- [Exercise directions] These entries are to be set down again exactly.

- [Recorded data]
....
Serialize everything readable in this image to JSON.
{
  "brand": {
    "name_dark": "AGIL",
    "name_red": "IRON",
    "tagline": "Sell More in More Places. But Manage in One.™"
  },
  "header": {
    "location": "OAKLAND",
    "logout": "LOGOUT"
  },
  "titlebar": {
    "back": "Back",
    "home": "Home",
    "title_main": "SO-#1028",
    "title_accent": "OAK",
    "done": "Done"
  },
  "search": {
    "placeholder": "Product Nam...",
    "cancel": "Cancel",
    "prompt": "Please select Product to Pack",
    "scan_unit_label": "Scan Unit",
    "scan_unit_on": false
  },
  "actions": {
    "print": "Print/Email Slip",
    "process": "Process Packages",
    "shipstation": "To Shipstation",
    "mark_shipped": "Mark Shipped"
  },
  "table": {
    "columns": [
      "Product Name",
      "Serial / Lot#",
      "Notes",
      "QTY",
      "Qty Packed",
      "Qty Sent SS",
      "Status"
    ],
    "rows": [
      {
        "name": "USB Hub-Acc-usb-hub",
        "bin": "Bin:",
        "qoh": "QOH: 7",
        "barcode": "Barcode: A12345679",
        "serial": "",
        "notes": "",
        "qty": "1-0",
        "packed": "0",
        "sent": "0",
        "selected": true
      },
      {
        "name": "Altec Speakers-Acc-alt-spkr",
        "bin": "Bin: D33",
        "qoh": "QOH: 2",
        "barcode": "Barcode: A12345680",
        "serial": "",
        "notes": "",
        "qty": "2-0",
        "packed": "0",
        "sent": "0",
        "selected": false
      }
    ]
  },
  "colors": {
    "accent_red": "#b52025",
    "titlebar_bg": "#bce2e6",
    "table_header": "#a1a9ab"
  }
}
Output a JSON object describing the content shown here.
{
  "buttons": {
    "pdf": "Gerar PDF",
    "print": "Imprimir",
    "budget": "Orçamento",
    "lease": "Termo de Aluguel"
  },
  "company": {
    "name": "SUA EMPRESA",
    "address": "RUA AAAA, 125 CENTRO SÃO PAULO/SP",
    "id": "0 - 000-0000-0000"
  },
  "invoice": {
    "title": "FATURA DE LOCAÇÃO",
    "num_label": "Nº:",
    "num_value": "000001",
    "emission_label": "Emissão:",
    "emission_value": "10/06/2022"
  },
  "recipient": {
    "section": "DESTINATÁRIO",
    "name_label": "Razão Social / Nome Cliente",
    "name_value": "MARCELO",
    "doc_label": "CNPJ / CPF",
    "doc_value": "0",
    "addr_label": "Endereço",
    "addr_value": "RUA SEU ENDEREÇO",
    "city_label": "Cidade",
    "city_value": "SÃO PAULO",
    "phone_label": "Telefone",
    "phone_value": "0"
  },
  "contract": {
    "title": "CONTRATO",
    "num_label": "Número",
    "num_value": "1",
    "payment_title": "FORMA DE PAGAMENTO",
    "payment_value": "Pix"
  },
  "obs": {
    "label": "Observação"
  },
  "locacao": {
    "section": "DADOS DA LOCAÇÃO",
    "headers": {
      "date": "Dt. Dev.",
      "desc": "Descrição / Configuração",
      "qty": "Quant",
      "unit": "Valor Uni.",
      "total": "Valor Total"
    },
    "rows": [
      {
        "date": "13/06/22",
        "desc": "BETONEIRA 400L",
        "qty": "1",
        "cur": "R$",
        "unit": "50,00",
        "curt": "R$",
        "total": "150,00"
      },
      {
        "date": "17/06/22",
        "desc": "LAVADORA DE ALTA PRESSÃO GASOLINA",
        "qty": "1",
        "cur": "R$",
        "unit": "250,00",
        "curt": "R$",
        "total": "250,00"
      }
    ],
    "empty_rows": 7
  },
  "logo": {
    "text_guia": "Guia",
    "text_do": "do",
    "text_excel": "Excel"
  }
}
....
- [Result of this task]
Serialize everything readable in this image to JSON.
{
  "brand": {
    "name_dark": "AGIL",
    "name_red": "IRON",
    "tagline": "Sell More in More Places. But Manage in One.™"
  },
  "header": {
    "location": "OAKLAND",
    "logout": "LOGOUT"
  },
  "titlebar": {
    "back": "Back",
    "home": "Home",
    "title_main": "SO-#1028",
    "title_accent": "OAK",
    "done": "Done"
  },
  "search": {
    "placeholder": "Product Nam...",
    "cancel": "Cancel",
    "prompt": "Please select Product to Pack",
    "scan_unit_label": "Scan Unit",
    "scan_unit_on": false
  },
  "actions": {
    "print": "Print/Email Slip",
    "process": "Process Packages",
    "shipstation": "To Shipstation",
    "mark_shipped": "Mark Shipped"
  },
  "table": {
    "columns": [
      "Product Name",
      "Serial / Lot#",
      "Notes",
      "QTY",
      "Qty Packed",
      "Qty Sent SS",
      "Status"
    ],
    "rows": [
      {
        "name": "USB Hub-Acc-usb-hub",
        "bin": "Bin:",
        "qoh": "QOH: 7",
        "barcode": "Barcode: A12345679",
        "serial": "",
        "notes": "",
        "qty": "1-0",
        "packed": "0",
        "sent": "0",
        "selected": true
      },
      {
        "name": "Altec Speakers-Acc-alt-spkr",
        "bin": "Bin: D33",
        "qoh": "QOH: 2",
        "barcode": "Barcode: A12345680",
        "serial": "",
        "notes": "",
        "qty": "2-0",
        "packed": "0",
        "sent": "0",
        "selected": false
      }
    ]
  },
  "colors": {
    "accent_red": "#b52025",
    "titlebar_bg": "#bce2e6",
    "table_header": "#a1a9ab"
  }
}
Output a JSON object describing the content shown here.
{
  "buttons": {
    "pdf": "Gerar PDF",
    "print": "Imprimir",
    "budget": "Orçamento",
    "lease": "Termo de Aluguel"
  },
  "company": {
    "name": "SUA EMPRESA",
    "address": "RUA AAAA, 125 CENTRO SÃO PAULO/SP",
    "id": "0 - 000-0000-0000"
  },
  "invoice": {
    "title": "FATURA DE LOCAÇÃO",
    "num_label": "Nº:",
    "num_value": "000001",
    "emission_label": "Emissão:",
    "emission_value": "10/06/2022"
  },
  "recipient": {
    "section": "DESTINATÁRIO",
    "name_label": "Razão Social / Nome Cliente",
    "name_value": "MARCELO",
    "doc_label": "CNPJ / CPF",
    "doc_value": "0",
    "addr_label": "Endereço",
    "addr_value": "RUA SEU ENDEREÇO",
    "city_label": "Cidade",
    "city_value": "SÃO PAULO",
    "phone_label": "Telefone",
    "phone_value": "0"
  },
  "contract": {
    "title": "CONTRATO",
    "num_label": "Número",
    "num_value": "1",
    "payment_title": "FORMA DE PAGAMENTO",
    "payment_value": "Pix"
  },
  "obs": {
    "label": "Observação"
  },
  "locacao": {
    "section": "DADOS DA LOCAÇÃO",
    "headers": {
      "date": "Dt. Dev.",
      "desc": "Descrição / Configuração",
      "qty": "Quant",
      "unit": "Valor Uni.",
      "total": "Valor Total"
    },
    "rows": [
      {
        "date": "13/06/22",
        "desc": "BETONEIRA 400L",
        "qty": "1",
        "cur": "R$",
        "unit": "50,00",
        "curt": "R$",
        "total": "150,00"
      },
      {
        "date": "17/06/22",
        "desc": "LAVADORA DE ALTA PRESSÃO GASOLINA",
        "qty": "1",
        "cur": "R$",
        "unit": "250,00",
        "curt": "R$",
        "total": "250,00"
      }
    ],
    "empty_rows": 7
  },
  "logo": {
    "text_guia": "Guia",
    "text_do": "do",
    "text_excel": "Excel"
  }
}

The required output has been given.